The Valley still remains under a communication blackout with phone lines and mobile services suspended. Many non-resident Kashmiris trying to reach out to their families and relatives in the Valley to wish them on Eid have been unsuccessful. In order to show solidarity and celebrate Eid with Kashmiris who have been unable to go back to Kashmir or speak to their families, several groups in the national capital are organizing events, potlucks and lunches to make them feel at home.
One such event was organized by a group of Kashmiri Pandits in Gurugram on Monday afternoon.
Knowing the history of Kashmiri Pandits and how they, themselves, had to leave their homes in the wake of violence several decades back, this move came as a heartwarming gesture for Kashmiris unable to reach out to their families.
Pankaj Dhar, one of the organizers of the event, said, “I am a displaced Kashmiri myself. I know what it is like to be away from home, especially during a festival. So 3-4 of us got together to organize a lunch for our Kashmiri brothers and sisters to celebrate Eid with them. We have organized everything and just want them to know that we stand in solidarity with them and hope things will get better soon.”
Another such event would be held at Jantar Mantar on Monday evening. People from across faiths and ideologies have been invited to bring food, share stories and observe Eid with those away from home.

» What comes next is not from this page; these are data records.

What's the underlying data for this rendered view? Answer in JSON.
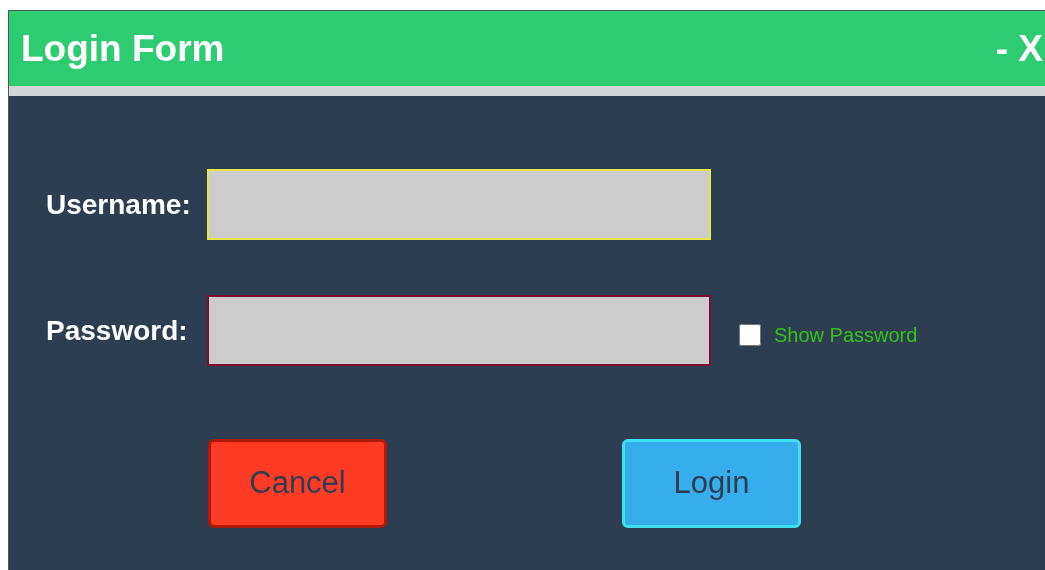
{
  "window": {
    "title": "Login Form",
    "controls": "- X"
  },
  "fields": [
    {
      "label": "Username:",
      "kind": "text"
    },
    {
      "label": "Password:",
      "kind": "password"
    }
  ],
  "show_password": {
    "label": "Show Password",
    "checked": false
  },
  "buttons": [
    {
      "label": "Cancel",
      "kind": "cancel"
    },
    {
      "label": "Login",
      "kind": "primary"
    }
  ]
}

Sharika Amin, one of the organizers said, “When we are away from family and unable to get in touch, celebrating Eid gets a little difficult. We are simply observing it. The fact that we are doing it at Jantar Mantar and not in our homes with our families is a statement in itself. We hope that Kashmiris living away from home, students, professionals, etc, would find some solace in this event.”
Faiq Faizan, the other organizer, added, “We chose Jantar Mantar as the venue as it is all inclusive. We want everybody across ideologies to come and observe Eid with us. This is not a political event. We want to show solidarity with those who have families back home and also listen to their stories.”
Social media is brimming with posts from individuals inviting Kashmiris to their homes for Eid festivities, something which will go a long way to make them feel included.
On August 5, Article 370 of the Indian Constitution, which gave special status to Jammu and Kashmir, was withdrawn by an order signed by the President. The Valley, which has for years, been a hotbed of violence and cries of ‘azaadi’ has largely been under curfew from two days before the move. The Centre had lifted some of the restrictions in view of the Eid celebrations, however, curfew was reimposed once the prayers got over.